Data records
•••••

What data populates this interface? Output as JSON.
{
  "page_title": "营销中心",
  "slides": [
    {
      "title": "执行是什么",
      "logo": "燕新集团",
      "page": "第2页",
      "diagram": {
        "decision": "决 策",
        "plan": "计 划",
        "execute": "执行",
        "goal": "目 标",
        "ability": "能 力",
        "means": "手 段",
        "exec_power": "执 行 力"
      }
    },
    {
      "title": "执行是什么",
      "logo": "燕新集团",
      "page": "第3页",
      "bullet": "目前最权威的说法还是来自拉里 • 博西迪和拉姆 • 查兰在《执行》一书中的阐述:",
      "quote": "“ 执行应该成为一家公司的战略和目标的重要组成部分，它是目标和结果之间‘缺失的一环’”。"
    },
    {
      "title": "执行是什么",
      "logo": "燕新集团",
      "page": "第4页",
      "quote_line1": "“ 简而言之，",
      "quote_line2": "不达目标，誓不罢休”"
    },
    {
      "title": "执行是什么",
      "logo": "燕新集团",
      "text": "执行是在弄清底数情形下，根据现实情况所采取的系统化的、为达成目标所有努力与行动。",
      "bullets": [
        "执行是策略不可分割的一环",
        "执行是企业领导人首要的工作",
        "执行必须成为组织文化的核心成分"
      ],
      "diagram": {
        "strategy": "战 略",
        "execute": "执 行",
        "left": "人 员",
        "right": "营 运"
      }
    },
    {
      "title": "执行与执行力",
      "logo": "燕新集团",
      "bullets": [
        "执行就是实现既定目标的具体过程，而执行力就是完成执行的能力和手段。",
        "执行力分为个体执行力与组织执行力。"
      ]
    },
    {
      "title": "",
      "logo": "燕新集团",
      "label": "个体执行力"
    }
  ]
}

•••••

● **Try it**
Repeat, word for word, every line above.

● **Exercise solution**
What data populates this interface? Output as JSON.
{
  "page_title": "营销中心",
  "slides": [
    {
      "title": "执行是什么",
      "logo": "燕新集团",
      "page": "第2页",
      "diagram": {
        "decision": "决 策",
        "plan": "计 划",
        "execute": "执行",
        "goal": "目 标",
        "ability": "能 力",
        "means": "手 段",
        "exec_power": "执 行 力"
      }
    },
    {
      "title": "执行是什么",
      "logo": "燕新集团",
      "page": "第3页",
      "bullet": "目前最权威的说法还是来自拉里 • 博西迪和拉姆 • 查兰在《执行》一书中的阐述:",
      "quote": "“ 执行应该成为一家公司的战略和目标的重要组成部分，它是目标和结果之间‘缺失的一环’”。"
    },
    {
      "title": "执行是什么",
      "logo": "燕新集团",
      "page": "第4页",
      "quote_line1": "“ 简而言之，",
      "quote_line2": "不达目标，誓不罢休”"
    },
    {
      "title": "执行是什么",
      "logo": "燕新集团",
      "text": "执行是在弄清底数情形下，根据现实情况所采取的系统化的、为达成目标所有努力与行动。",
      "bullets": [
        "执行是策略不可分割的一环",
        "执行是企业领导人首要的工作",
        "执行必须成为组织文化的核心成分"
      ],
      "diagram": {
        "strategy": "战 略",
        "execute": "执 行",
        "left": "人 员",
        "right": "营 运"
      }
    },
    {
      "title": "执行与执行力",
      "logo": "燕新集团",
      "bullets": [
        "执行就是实现既定目标的具体过程，而执行力就是完成执行的能力和手段。",
        "执行力分为个体执行力与组织执行力。"
      ]
    },
    {
      "title": "",
      "logo": "燕新集团",
      "label": "个体执行力"
    }
  ]
}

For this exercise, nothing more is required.